Task statement.
From start to end, write out the following data exactly, apart from its images.

Excerpts from a dataset:
##########
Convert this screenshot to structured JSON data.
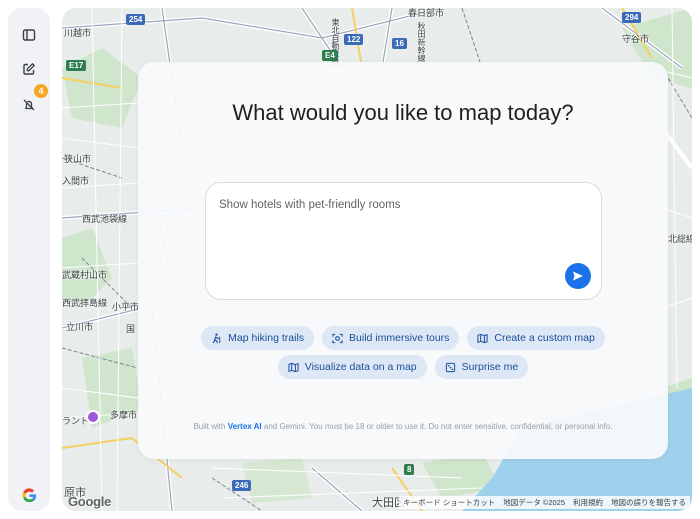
{
  "sidebar": {
    "toggle_icon": "sidebar-toggle-icon",
    "new_chat_icon": "edit-icon",
    "notifications_icon": "bell-off-icon",
    "notifications_count": "4",
    "google_icon": "google-g-icon"
  },
  "panel": {
    "title": "What would you like to map today?",
    "prompt_placeholder": "Show hotels with pet-friendly rooms",
    "chips": [
      {
        "label": "Map hiking trails",
        "icon": "hiking-icon"
      },
      {
        "label": "Build immersive tours",
        "icon": "tour-icon"
      },
      {
        "label": "Create a custom map",
        "icon": "map-icon"
      },
      {
        "label": "Visualize data on a map",
        "icon": "map-icon"
      },
      {
        "label": "Surprise me",
        "icon": "dice-icon"
      }
    ],
    "disclaimer_prefix": "Built with",
    "disclaimer_brand": "Vertex AI",
    "disclaimer_rest": "and Gemini. You must be 18 or older to use it. Do not enter sensitive, confidential, or personal info."
  },
  "map": {
    "labels": {
      "kasukabe": "春日部市",
      "moriya": "守谷市",
      "kitasoma": "北総線",
      "sayama": "狭山市",
      "iruma": "入間市",
      "nishibu": "西武池袋線",
      "higashimurayama": "東大和市",
      "musashi": "武蔵村山市",
      "seibutamako": "西武拝島線",
      "kodaira": "小平市",
      "tachikawa": "立川市",
      "tama": "多摩市",
      "land": "ランド",
      "genshi": "原市",
      "ota": "大田区",
      "tohoku": "東北自動車道",
      "akita": "秋田新幹線",
      "kawagoe": "川越市",
      "kotohira": "国"
    },
    "shields": [
      "254",
      "E17",
      "E4",
      "122",
      "16",
      "294",
      "246",
      "8"
    ],
    "footer": [
      "キーボード ショートカット",
      "地図データ ©2025",
      "利用規約",
      "地図の誤りを報告する"
    ],
    "google": "Google"
  }
}
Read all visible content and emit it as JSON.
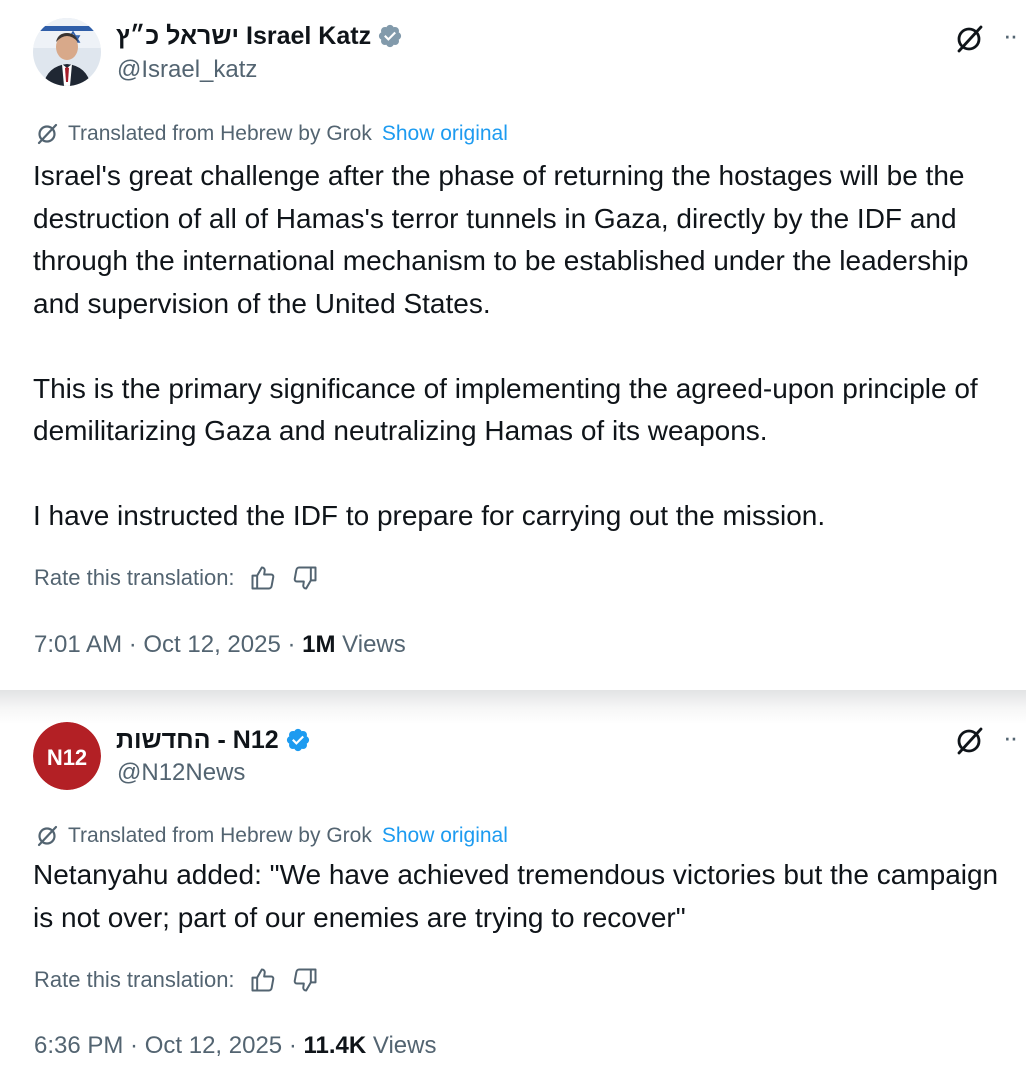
{
  "tweets": [
    {
      "display_name": "ישראל כ״ץ Israel Katz",
      "handle": "@Israel_katz",
      "translated_label": "Translated from Hebrew by Grok",
      "show_original": "Show original",
      "paragraphs": [
        "Israel's great challenge after the phase of returning the hostages will be the destruction of all of Hamas's terror tunnels in Gaza, directly by the IDF and through the international mechanism to be established under the leadership and supervision of the United States.",
        "This is the primary significance of implementing the agreed-upon principle of demilitarizing Gaza and neutralizing Hamas of its weapons.",
        "I have instructed the IDF to prepare for carrying out the mission."
      ],
      "rate_label": "Rate this translation:",
      "time": "7:01 AM",
      "date": "Oct 12, 2025",
      "views_count": "1M",
      "views_label": "Views"
    },
    {
      "display_name": "החדשות - N12",
      "handle": "@N12News",
      "avatar_text": "N12",
      "translated_label": "Translated from Hebrew by Grok",
      "show_original": "Show original",
      "paragraphs": [
        "Netanyahu added: \"We have achieved tremendous victories but the campaign is not over; part of our enemies are trying to recover\""
      ],
      "rate_label": "Rate this translation:",
      "time": "6:36 PM",
      "date": "Oct 12, 2025",
      "views_count": "11.4K",
      "views_label": "Views"
    }
  ],
  "separator": " · ",
  "icons": {
    "verified": "verified-badge-icon",
    "grok": "grok-icon",
    "more": "more-icon",
    "thumbs_up": "thumbs-up-icon",
    "thumbs_down": "thumbs-down-icon"
  },
  "colors": {
    "text": "#0f1419",
    "secondary": "#536471",
    "link": "#1d9bf0",
    "verified": "#1d9bf0",
    "n12_red": "#b32025"
  }
}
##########
Task result.
Convert this screenshot to structured JSON data.
{
  "sidebar": {
    "toggle_icon": "sidebar-toggle-icon",
    "new_chat_icon": "edit-icon",
    "notifications_icon": "bell-off-icon",
    "notifications_count": "4",
    "google_icon": "google-g-icon"
  },
  "panel": {
    "title": "What would you like to map today?",
    "prompt_placeholder": "Show hotels with pet-friendly rooms",
    "chips": [
      {
        "label": "Map hiking trails",
        "icon": "hiking-icon"
      },
      {
        "label": "Build immersive tours",
        "icon": "tour-icon"
      },
      {
        "label": "Create a custom map",
        "icon": "map-icon"
      },
      {
        "label": "Visualize data on a map",
        "icon": "map-icon"
      },
      {
        "label": "Surprise me",
        "icon": "dice-icon"
      }
    ],
    "disclaimer_prefix": "Built with",
    "disclaimer_brand": "Vertex AI",
    "disclaimer_rest": "and Gemini. You must be 18 or older to use it. Do not enter sensitive, confidential, or personal info."
  },
  "map": {
    "labels": {
      "kasukabe": "春日部市",
      "moriya": "守谷市",
      "kitasoma": "北総線",
      "sayama": "狭山市",
      "iruma": "入間市",
      "nishibu": "西武池袋線",
      "higashimurayama": "東大和市",
      "musashi": "武蔵村山市",
      "seibutamako": "西武拝島線",
      "kodaira": "小平市",
      "tachikawa": "立川市",
      "tama": "多摩市",
      "land": "ランド",
      "genshi": "原市",
      "ota": "大田区",
      "tohoku": "東北自動車道",
      "akita": "秋田新幹線",
      "kawagoe": "川越市",
      "kotohira": "国"
    },
    "shields": [
      "254",
      "E17",
      "E4",
      "122",
      "16",
      "294",
      "246",
      "8"
    ],
    "footer": [
      "キーボード ショートカット",
      "地図データ ©2025",
      "利用規約",
      "地図の誤りを報告する"
    ],
    "google": "Google"
  }
}
Read all visible content and emit it as JSON.
{
  "tweets": [
    {
      "display_name": "ישראל כ״ץ Israel Katz",
      "handle": "@Israel_katz",
      "translated_label": "Translated from Hebrew by Grok",
      "show_original": "Show original",
      "paragraphs": [
        "Israel's great challenge after the phase of returning the hostages will be the destruction of all of Hamas's terror tunnels in Gaza, directly by the IDF and through the international mechanism to be established under the leadership and supervision of the United States.",
        "This is the primary significance of implementing the agreed-upon principle of demilitarizing Gaza and neutralizing Hamas of its weapons.",
        "I have instructed the IDF to prepare for carrying out the mission."
      ],
      "rate_label": "Rate this translation:",
      "time": "7:01 AM",
      "date": "Oct 12, 2025",
      "views_count": "1M",
      "views_label": "Views"
    },
    {
      "display_name": "החדשות - N12",
      "handle": "@N12News",
      "avatar_text": "N12",
      "translated_label": "Translated from Hebrew by Grok",
      "show_original": "Show original",
      "paragraphs": [
        "Netanyahu added: \"We have achieved tremendous victories but the campaign is not over; part of our enemies are trying to recover\""
      ],
      "rate_label": "Rate this translation:",
      "time": "6:36 PM",
      "date": "Oct 12, 2025",
      "views_count": "11.4K",
      "views_label": "Views"
    }
  ],
  "separator": " · ",
  "icons": {
    "verified": "verified-badge-icon",
    "grok": "grok-icon",
    "more": "more-icon",
    "thumbs_up": "thumbs-up-icon",
    "thumbs_down": "thumbs-down-icon"
  },
  "colors": {
    "text": "#0f1419",
    "secondary": "#536471",
    "link": "#1d9bf0",
    "verified": "#1d9bf0",
    "n12_red": "#b32025"
  }
}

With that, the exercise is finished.